But other of Trump’s proposals might discourage labor force growth. The most obvious are Trump’s immigration policies: His plans to crack down on illegal immigration, deport more undocumented immigrants and put new restrictions on legal migrants would limit what has been a key source of labor force growth in recent decades. Trump also wants to put new limits on the earned income tax credit, a source of cash for the poor that, unlike other safety net programs, provides a direct incentive for people to work. Trump’s proposal to create a new system of paid family leave, meanwhile, would literally pay new parents not to work immediately after the birth or adoption of a child — which might be a good idea, but would nonetheless make it easier for people to stay out of the labor force.

The effect of all of those policies on the labor force, however, is probably little more than a rounding error compared with the impact of the baby boomers’ retirement. Roughly 10,000 Americans turn 65 every day, and although baby boomers are working longer than past generations, that can only go so far — less than 1 in 5 Americans keep working into their early 70s. The Obama administration, in a report released three years ago, estimated that policies to encourage labor force participation could boost the share of adults in the workforce by about a percentage point.
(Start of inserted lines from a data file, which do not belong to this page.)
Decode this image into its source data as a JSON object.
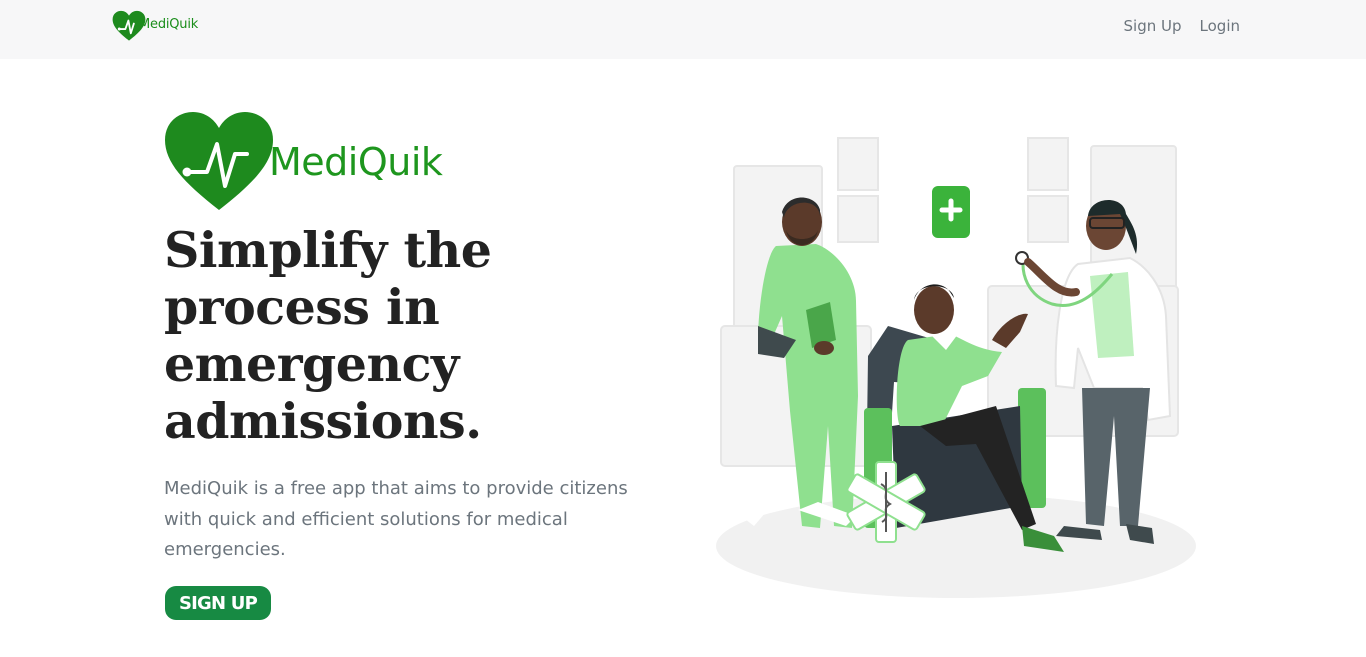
{
  "navbar": {
    "brand": "MediQuik",
    "links": [
      "Sign Up",
      "Login"
    ]
  },
  "hero": {
    "logo_text": "MediQuik",
    "headline": "Simplify the process in emergency admissions.",
    "description": "MediQuik is a free app that aims to provide citizens with quick and efficient solutions for medical emergencies.",
    "cta_label": "SIGN UP"
  },
  "colors": {
    "brand_green": "#1e961e",
    "button_green": "#178a43",
    "navbar_bg": "#f7f7f8",
    "text_dark": "#222222",
    "text_muted": "#6c757d"
  },
  "icons": [
    "heart-ecg-logo-icon",
    "medical-cross-icon",
    "star-of-life-icon",
    "stethoscope-icon"
  ]
}
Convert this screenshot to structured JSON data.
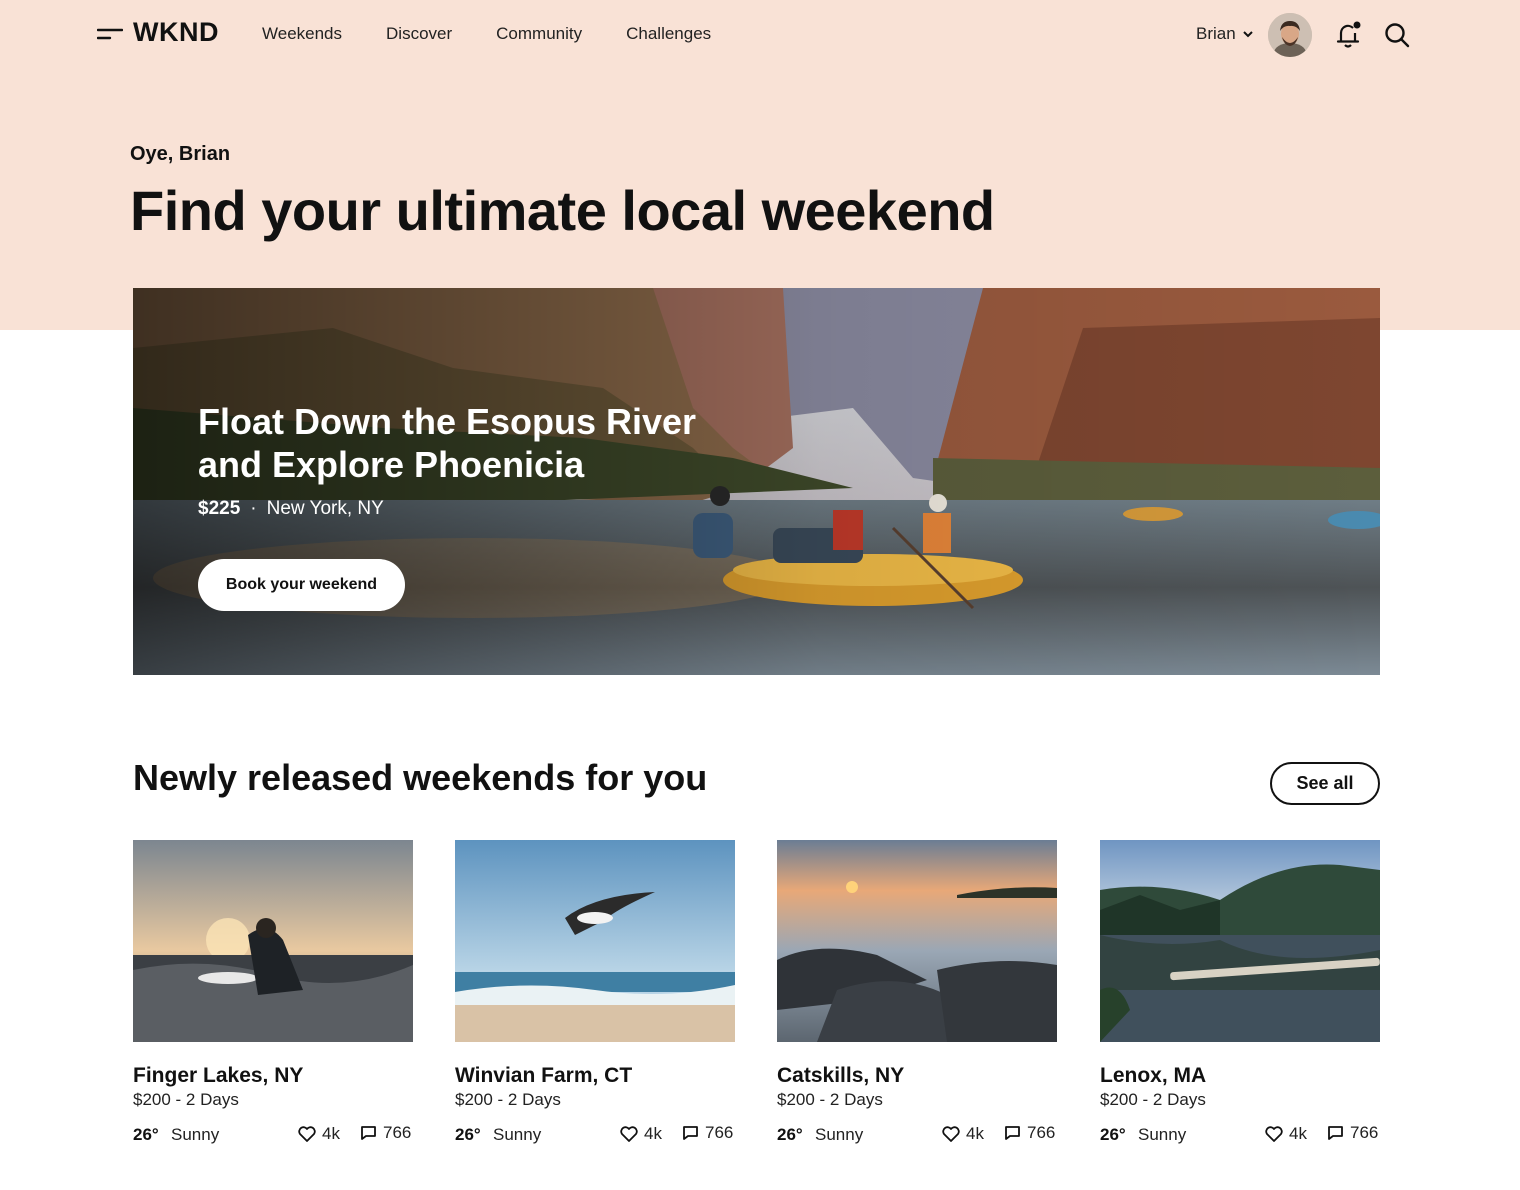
{
  "nav": {
    "logo": "WKND",
    "links": [
      "Weekends",
      "Discover",
      "Community",
      "Challenges"
    ],
    "user_name": "Brian",
    "icons": [
      "menu-icon",
      "chevron-down-icon",
      "avatar",
      "bell-icon",
      "search-icon"
    ]
  },
  "intro": {
    "greeting": "Oye, Brian",
    "headline": "Find your ultimate local weekend"
  },
  "hero": {
    "title": "Float Down the Esopus River and Explore Phoenicia",
    "price": "$225",
    "separator": "·",
    "location": "New York, NY",
    "button_label": "Book your weekend"
  },
  "section": {
    "title": "Newly released weekends for you",
    "see_all_label": "See all"
  },
  "cards": [
    {
      "title": "Finger Lakes, NY",
      "subtitle": "$200 - 2 Days",
      "temp": "26°",
      "weather": "Sunny",
      "likes": "4k",
      "comments": "766"
    },
    {
      "title": "Winvian Farm, CT",
      "subtitle": "$200 - 2 Days",
      "temp": "26°",
      "weather": "Sunny",
      "likes": "4k",
      "comments": "766"
    },
    {
      "title": "Catskills, NY",
      "subtitle": "$200 - 2 Days",
      "temp": "26°",
      "weather": "Sunny",
      "likes": "4k",
      "comments": "766"
    },
    {
      "title": "Lenox, MA",
      "subtitle": "$200 - 2 Days",
      "temp": "26°",
      "weather": "Sunny",
      "likes": "4k",
      "comments": "766"
    }
  ],
  "colors": {
    "hero_band": "#f9e2d6",
    "text": "#111111",
    "notification_dot": "#111111"
  }
}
That’s a meaningful amount, but not nearly enough to generate the kind of economic growth Trump is calling for.

The other potential source of economic growth — productivity — is even trickier. The recent slowdown in productivity growth is something of an economic mystery. It seems odd that in an age of on-demand services, 3-D printing and automated factories, the overall economy is making, at best, modest gains in efficiency. Some economists have even suggested that official statistics are simply failing to capture the true extent of technology-driven productivity gains, and although that is not the consensus view, there is little agreement among economists as to whether the productivity slowdown represents a long-term shift or a temporary blip.


The problem for Trump’s budget is that because no one is sure what’s causing the slowdown in productivity, it’s hard to forecast with any certainty when or if it will end. And Trump’s policies probably wouldn’t do much to help boost productivity: His budget proposes cuts to education, workforce training and scientific research, all of which can improve productivity over the long term.
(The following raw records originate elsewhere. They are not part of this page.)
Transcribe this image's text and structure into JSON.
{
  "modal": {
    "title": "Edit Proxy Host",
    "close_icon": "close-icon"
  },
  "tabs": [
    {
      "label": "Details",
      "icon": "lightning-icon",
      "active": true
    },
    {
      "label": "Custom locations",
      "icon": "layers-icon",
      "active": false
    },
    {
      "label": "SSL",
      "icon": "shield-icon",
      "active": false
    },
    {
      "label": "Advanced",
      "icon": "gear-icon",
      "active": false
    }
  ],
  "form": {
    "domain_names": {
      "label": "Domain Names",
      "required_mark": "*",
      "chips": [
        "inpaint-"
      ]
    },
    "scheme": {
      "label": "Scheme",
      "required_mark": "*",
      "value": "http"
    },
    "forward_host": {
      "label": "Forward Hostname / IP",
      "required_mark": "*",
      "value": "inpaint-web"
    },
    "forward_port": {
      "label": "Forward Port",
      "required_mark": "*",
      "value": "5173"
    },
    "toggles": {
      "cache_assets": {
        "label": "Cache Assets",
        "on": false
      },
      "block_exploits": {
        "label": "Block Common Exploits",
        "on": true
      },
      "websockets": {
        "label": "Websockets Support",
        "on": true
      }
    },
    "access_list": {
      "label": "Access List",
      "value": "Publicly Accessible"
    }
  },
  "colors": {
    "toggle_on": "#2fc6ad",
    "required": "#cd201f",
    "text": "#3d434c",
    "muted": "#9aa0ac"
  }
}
In a briefing with reporters on Monday, White House budget chief Mick Mulvaney called it “sad” that the Obama administration, the CBO and others projected economic growth of less than 2 percent. “That assumes a pessimism about America, about the economy, about its people, about its culture that we’re simply refusing to accept,” Mulvaney said. “We believe that we can get to 3 percent growth.”

History may prove Mulvaney right. It’s possible that new innovations — artificial intelligence, perhaps, or self-driving cars — will act as an economic booster rocket, much as the industrial revolution did two centuries ago. It’s even possible that Trump’s policies will help unlock that potential. But economic projections are meant to be forecasts, not wishes. And based on the evidence we have now, there’s little reason to think the projections at the heart of Trump’s budget are grounded in reality.


  1. At least the portion of Social Security that goes to standard retirement benefits. He would cut substantially benefits for the poor and disabled.

  2. Two of the biggest ones: Americans are staying in school longer, meaning that they are entering the workforce later. And the share of American women who work, which rose rapidly in the second half of the 20th century, has leveled off.

  3. There is little evidence that large numbers of people are cheating the system by claiming to be disabled when they could actually find work. But there is some fraud. More significantly, the structure of the federal disability system, meanwhile, can discourage people from looking for work once they are receiving benefits.

Ben Casselman was a senior editor and the chief economics writer for FiveThirtyEight.